Recorded data:
§

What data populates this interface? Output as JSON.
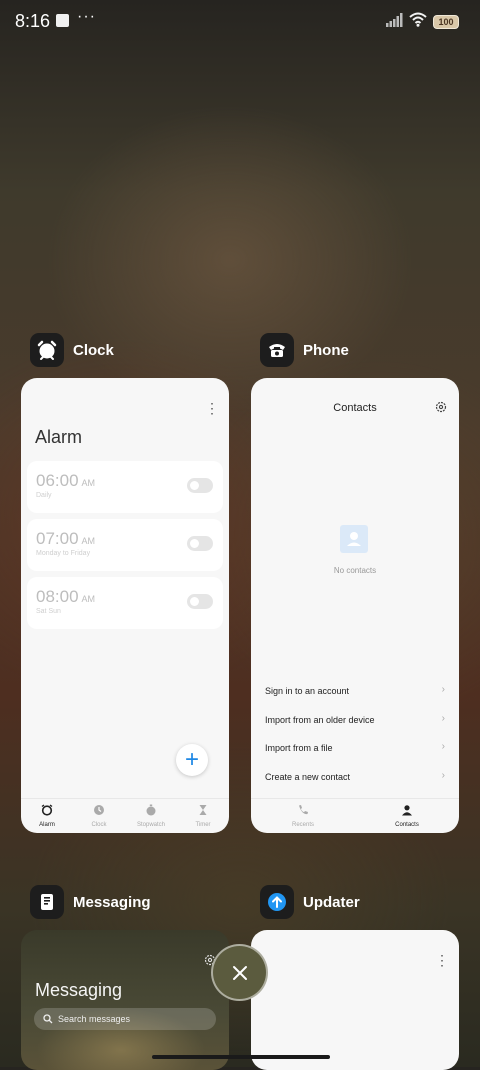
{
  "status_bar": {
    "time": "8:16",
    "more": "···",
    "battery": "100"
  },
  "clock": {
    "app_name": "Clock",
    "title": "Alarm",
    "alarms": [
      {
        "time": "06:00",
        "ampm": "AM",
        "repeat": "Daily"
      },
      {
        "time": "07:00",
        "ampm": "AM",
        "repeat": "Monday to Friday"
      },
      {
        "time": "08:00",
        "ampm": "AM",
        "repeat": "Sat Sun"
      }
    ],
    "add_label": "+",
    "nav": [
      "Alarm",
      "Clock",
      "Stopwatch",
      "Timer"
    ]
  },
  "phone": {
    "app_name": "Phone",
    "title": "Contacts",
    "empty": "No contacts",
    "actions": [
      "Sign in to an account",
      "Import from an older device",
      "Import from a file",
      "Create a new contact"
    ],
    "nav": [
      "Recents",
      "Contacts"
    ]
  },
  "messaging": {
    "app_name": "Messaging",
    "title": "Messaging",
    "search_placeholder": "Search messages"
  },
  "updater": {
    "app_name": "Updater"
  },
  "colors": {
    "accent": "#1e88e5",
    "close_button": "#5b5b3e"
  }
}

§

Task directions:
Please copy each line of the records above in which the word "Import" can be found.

Solution for this problem:
      "Import from an older device",
      "Import from a file",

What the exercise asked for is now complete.